In East Hampton, the mortality-fighting Bioscleave House (aka the Life-Span Extending Villa) has returned to the market for the second time in its existence and is asking $2,495,000. Combination experimental art installation and dwelling, the 52-colored Cubist four-bedroom was commission by Italian art collector Angela Gallman from the late design duo Arakawa and Madeline Gins for $1.25 million in 2007, according to Curbed. As 6sqft previously explained, “the duo’s design philosophy is to combat mortality by creating architecture that makes people use their bodies in unexpected ways, challenging them to maintain equilibrium, in turn stimulating their immune systems.”
Reversible Destiny Foundation

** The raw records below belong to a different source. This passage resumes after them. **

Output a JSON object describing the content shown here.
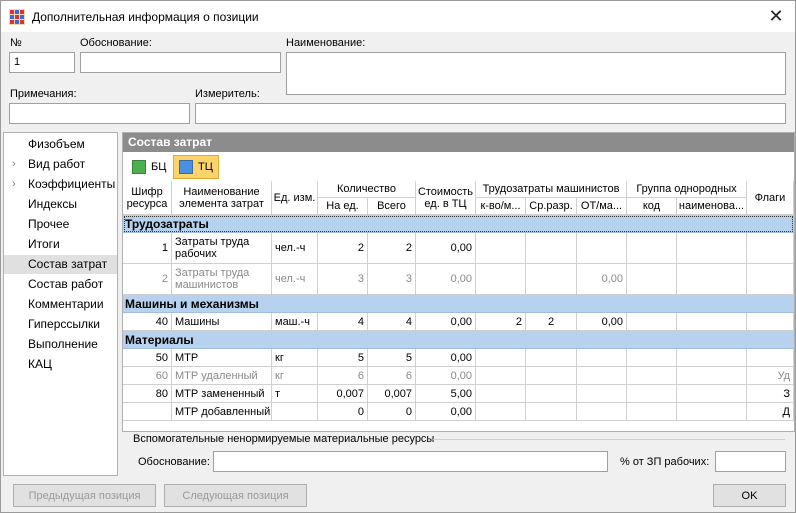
{
  "window": {
    "title": "Дополнительная информация о позиции",
    "icon": "table-app-icon",
    "close_icon": "close-icon"
  },
  "fields": {
    "number_label": "№",
    "number_value": "1",
    "justification_label": "Обоснование:",
    "justification_value": "",
    "name_label": "Наименование:",
    "name_value": "",
    "notes_label": "Примечания:",
    "notes_value": "",
    "unit_label": "Измеритель:",
    "unit_value": ""
  },
  "sidebar": {
    "items": [
      {
        "label": "Физобъем",
        "expandable": false
      },
      {
        "label": "Вид работ",
        "expandable": true
      },
      {
        "label": "Коэффициенты",
        "expandable": true
      },
      {
        "label": "Индексы",
        "expandable": false
      },
      {
        "label": "Прочее",
        "expandable": false
      },
      {
        "label": "Итоги",
        "expandable": false
      },
      {
        "label": "Состав затрат",
        "expandable": false,
        "selected": true
      },
      {
        "label": "Состав работ",
        "expandable": false
      },
      {
        "label": "Комментарии",
        "expandable": false
      },
      {
        "label": "Гиперссылки",
        "expandable": false
      },
      {
        "label": "Выполнение",
        "expandable": false
      },
      {
        "label": "КАЦ",
        "expandable": false
      }
    ]
  },
  "panel": {
    "title": "Состав затрат",
    "toolbar": [
      {
        "label": "БЦ",
        "color": "#4caf50",
        "active": false
      },
      {
        "label": "ТЦ",
        "color": "#4a8fe0",
        "active": true
      }
    ]
  },
  "table": {
    "headers": {
      "code": "Шифр ресурса",
      "name": "Наименование элемента затрат",
      "unit": "Ед. изм.",
      "quantity": "Количество",
      "qty_per_unit": "На ед.",
      "qty_total": "Всего",
      "cost": "Стоимость ед. в ТЦ",
      "machine_labor": "Трудозатраты машинистов",
      "ml_qty": "к-во/м...",
      "ml_grade": "Ср.разр.",
      "ml_ot": "ОТ/ма...",
      "group": "Группа однородных",
      "group_code": "код",
      "group_name": "наименова...",
      "flags": "Флаги"
    },
    "groups": [
      {
        "title": "Трудозатраты",
        "selected": true,
        "rows": [
          {
            "code": "1",
            "name": "Затраты труда рабочих",
            "unit": "чел.-ч",
            "per_unit": "2",
            "total": "2",
            "cost": "0,00",
            "ml_qty": "",
            "ml_grade": "",
            "ml_ot": "",
            "g_code": "",
            "g_name": "",
            "flags": "",
            "dim": false,
            "tall": true
          },
          {
            "code": "2",
            "name": "Затраты труда машинистов",
            "unit": "чел.-ч",
            "per_unit": "3",
            "total": "3",
            "cost": "0,00",
            "ml_qty": "",
            "ml_grade": "",
            "ml_ot": "0,00",
            "g_code": "",
            "g_name": "",
            "flags": "",
            "dim": true,
            "tall": true
          }
        ]
      },
      {
        "title": "Машины и механизмы",
        "selected": false,
        "rows": [
          {
            "code": "40",
            "name": "Машины",
            "unit": "маш.-ч",
            "per_unit": "4",
            "total": "4",
            "cost": "0,00",
            "ml_qty": "2",
            "ml_grade": "2",
            "ml_ot": "0,00",
            "g_code": "",
            "g_name": "",
            "flags": "",
            "dim": false,
            "tall": false
          }
        ]
      },
      {
        "title": "Материалы",
        "selected": false,
        "rows": [
          {
            "code": "50",
            "name": "МТР",
            "unit": "кг",
            "per_unit": "5",
            "total": "5",
            "cost": "0,00",
            "ml_qty": "",
            "ml_grade": "",
            "ml_ot": "",
            "g_code": "",
            "g_name": "",
            "flags": "",
            "dim": false,
            "tall": false
          },
          {
            "code": "60",
            "name": "МТР удаленный",
            "unit": "кг",
            "per_unit": "6",
            "total": "6",
            "cost": "0,00",
            "ml_qty": "",
            "ml_grade": "",
            "ml_ot": "",
            "g_code": "",
            "g_name": "",
            "flags": "Уд",
            "dim": true,
            "tall": false
          },
          {
            "code": "80",
            "name": "МТР замененный",
            "unit": "т",
            "per_unit": "0,007",
            "total": "0,007",
            "cost": "5,00",
            "ml_qty": "",
            "ml_grade": "",
            "ml_ot": "",
            "g_code": "",
            "g_name": "",
            "flags": "З",
            "dim": false,
            "tall": false
          },
          {
            "code": "",
            "name": "МТР добавленный",
            "unit": "",
            "per_unit": "0",
            "total": "0",
            "cost": "0,00",
            "ml_qty": "",
            "ml_grade": "",
            "ml_ot": "",
            "g_code": "",
            "g_name": "",
            "flags": "Д",
            "dim": false,
            "tall": false
          }
        ]
      }
    ]
  },
  "aux": {
    "title": "Вспомогательные ненормируемые материальные ресурсы",
    "justification_label": "Обоснование:",
    "justification_value": "",
    "percent_label": "% от ЗП рабочих:",
    "percent_value": ""
  },
  "buttons": {
    "prev": "Предыдущая позиция",
    "next": "Следующая позиция",
    "ok": "OK"
  }
}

New Yorkers are always looking for new ways to stay young, and the next health craze may be just a bridge or tunnel away in Long Island at the Bioscleave House in East Hampton. Arakawa and Madeline Gins are the masterminds behind the house, which is also referred to as the Lifespan Extending Villa. The duo’s design philosophy is to combat mortality by creating architecture that makes people use their bodies in unexpected ways, challenging them to maintain equilibrium, in turn stimulating their immune systems.
“They ought to build hospitals like this,” Ms. Gins told the New York Times in a 2008 interview. Although the idea sounds fascinating and beneficial for all, their out-of-the-box methods might not be exactly what you’d expect. With undulating floors–possibly unsafe for children–and a variety of other disorienting details, the verdict is still out on whether or not their methods will, in fact, reverse the aging process as they claim.